The team behind the study noted that while beta-glucans from other sources like yeasts and cereals are well known and have been extensively investigated in scientific literature, mushroom beta-glucans are ‘not well documented.’
“Mushroom beta-glucans provide a unique opportunity for the discovery of novel therapeutic agents and have attracted a great deal of attention due to many health benefits,” said the team – noting that mushrooms beta-glucans have been suggested to have multiple beneficial properties including the potential to enhance innate and cell mediated immune responses and antimicrobial activities.
They noted that most beta-glucans in mushrooms are insoluble, and generally make up between 54% and 82% of total beta-glucan content while soluble beta-glucans range between 16% and 46% in general.
Several beta-glucans isolated from mushrooms have already been identified and are being manufacturered by industry, note the team. However, they add that there is undoubted potential for further discovery and development of mushroom beta-glucans.
Examples of beta-glucans already identified and in use include krestin, a beta-glucan obtained from Coriolus versicolor and first manufactured by the Japanese company Sankyo. Meanwhile, lentinan was derived from the fruiting bodies of Lentinus edodes commonly known as shiitake mushroom, and has been suggested to have significant immune modulating effects.
Other well-known mushroom beta-glucans include schizophyllan, pleuran and grifolan, the team noted.
“Mushroom beta-glucans differ in their efficacy as nutraceutical agents due to the difference in their molecular masses, solubility, degree of polymerization, their structures and helical conformation,” wrote the Indian team.
“Future research can be directed to modify mushroom beta-glucans so as to improve their nutraceutical potential,” they added.
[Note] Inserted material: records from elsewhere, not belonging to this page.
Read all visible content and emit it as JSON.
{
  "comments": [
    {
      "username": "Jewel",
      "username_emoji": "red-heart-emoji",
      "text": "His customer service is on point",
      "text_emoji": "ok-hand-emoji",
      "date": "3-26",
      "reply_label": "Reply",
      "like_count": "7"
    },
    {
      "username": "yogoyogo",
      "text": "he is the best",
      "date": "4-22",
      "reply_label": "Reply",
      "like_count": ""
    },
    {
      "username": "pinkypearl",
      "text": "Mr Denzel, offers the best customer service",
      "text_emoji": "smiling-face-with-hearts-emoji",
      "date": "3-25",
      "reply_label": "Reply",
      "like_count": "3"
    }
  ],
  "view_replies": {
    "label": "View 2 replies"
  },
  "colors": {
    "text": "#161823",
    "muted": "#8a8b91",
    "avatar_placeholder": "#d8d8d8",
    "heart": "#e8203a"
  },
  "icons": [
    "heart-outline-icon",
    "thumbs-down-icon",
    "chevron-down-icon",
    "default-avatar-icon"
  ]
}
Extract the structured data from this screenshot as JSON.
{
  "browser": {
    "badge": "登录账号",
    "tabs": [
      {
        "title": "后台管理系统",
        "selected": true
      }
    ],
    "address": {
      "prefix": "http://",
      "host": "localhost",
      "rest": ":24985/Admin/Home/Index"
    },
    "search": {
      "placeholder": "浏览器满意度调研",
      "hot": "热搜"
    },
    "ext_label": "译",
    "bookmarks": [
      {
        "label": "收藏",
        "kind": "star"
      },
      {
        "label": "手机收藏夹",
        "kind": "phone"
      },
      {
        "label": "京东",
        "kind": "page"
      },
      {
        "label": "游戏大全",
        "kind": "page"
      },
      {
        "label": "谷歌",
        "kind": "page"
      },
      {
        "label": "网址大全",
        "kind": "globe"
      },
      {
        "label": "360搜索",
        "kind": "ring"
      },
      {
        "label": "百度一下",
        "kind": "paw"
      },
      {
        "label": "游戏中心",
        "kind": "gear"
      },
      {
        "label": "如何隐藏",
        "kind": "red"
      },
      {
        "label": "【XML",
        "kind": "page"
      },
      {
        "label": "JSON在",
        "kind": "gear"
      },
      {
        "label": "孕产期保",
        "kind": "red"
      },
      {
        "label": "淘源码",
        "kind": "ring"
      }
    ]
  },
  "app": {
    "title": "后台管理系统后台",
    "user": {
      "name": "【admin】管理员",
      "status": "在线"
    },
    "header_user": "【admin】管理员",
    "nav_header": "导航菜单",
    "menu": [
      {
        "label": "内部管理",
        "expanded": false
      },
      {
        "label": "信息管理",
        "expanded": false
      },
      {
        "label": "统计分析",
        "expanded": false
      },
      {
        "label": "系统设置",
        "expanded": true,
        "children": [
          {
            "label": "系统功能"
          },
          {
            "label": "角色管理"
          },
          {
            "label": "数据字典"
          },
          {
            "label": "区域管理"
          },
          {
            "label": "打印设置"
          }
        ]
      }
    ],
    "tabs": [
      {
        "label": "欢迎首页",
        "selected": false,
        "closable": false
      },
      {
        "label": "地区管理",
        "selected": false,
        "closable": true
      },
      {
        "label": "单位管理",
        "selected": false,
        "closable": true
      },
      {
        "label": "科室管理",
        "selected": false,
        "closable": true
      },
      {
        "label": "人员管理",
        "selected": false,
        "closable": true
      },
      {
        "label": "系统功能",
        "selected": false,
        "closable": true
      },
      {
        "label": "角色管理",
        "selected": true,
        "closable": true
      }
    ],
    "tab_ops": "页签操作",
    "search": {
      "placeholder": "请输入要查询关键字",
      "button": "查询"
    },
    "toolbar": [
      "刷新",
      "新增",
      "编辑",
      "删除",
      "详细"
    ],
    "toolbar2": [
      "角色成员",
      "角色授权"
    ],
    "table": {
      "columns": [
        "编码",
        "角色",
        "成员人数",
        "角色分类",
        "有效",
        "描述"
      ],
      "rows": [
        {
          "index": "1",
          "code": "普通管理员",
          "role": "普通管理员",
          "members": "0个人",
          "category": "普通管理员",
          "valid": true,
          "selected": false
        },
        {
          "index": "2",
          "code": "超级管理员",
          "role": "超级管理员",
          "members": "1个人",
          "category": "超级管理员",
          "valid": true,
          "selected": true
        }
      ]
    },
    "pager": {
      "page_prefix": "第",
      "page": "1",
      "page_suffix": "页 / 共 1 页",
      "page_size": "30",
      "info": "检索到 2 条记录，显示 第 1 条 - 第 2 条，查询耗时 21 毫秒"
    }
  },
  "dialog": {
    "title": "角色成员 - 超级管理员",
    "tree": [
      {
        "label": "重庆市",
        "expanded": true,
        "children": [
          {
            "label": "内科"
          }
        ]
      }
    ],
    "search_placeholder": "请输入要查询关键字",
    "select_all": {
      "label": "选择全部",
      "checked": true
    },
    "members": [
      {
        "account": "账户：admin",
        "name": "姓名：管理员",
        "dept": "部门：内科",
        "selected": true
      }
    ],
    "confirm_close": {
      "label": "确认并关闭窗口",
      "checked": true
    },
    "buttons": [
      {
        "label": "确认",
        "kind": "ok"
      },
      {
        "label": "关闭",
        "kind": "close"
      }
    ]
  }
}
Ashraf Khan noted that around 200 glucans have been isolated from the fruiting bodies, spores, mycelia and cultivation broth of mushrooms.
“The future challenge here now is how to identify individual beta-glucan of known structure that binds to a particular receptor, how to interpret their advanced structural features using advanced techniques so as to define their 3D structure,” said the team, adding that future chellenges also include the development of mushrooms with higher beta-glucan content.
“Since various mushroom beta-glucans are available as pure extracts in the market which are used as therapeutic agents, however, no commercialised functional products are available which have been fortified with mushroom beta-glucans,” they noted. “It has a great potential to be used as an ingredient in the near future in various food industries, such as breakfast cereals, sport nutrition products, dairy products, bakery such as biscuits and breads.”
Indeed, the Indian team noted that various studies have already begun to explore the possibility of utilising mushroom beta-glucans in a wide variety of nutritional products including yoghurts, baked products, noodles, and extruded snacks.
Source: Bioactive Carbohydrates and Dietary Fibre
Published online ahead of print, doi: 10.1016/j.bcdf.2017.12.002
“Biological and pharmaceutical activities of mushroom β-glucan discussed as a potential functional food ingredient”
Authors: Asma Ashraf Khan, et al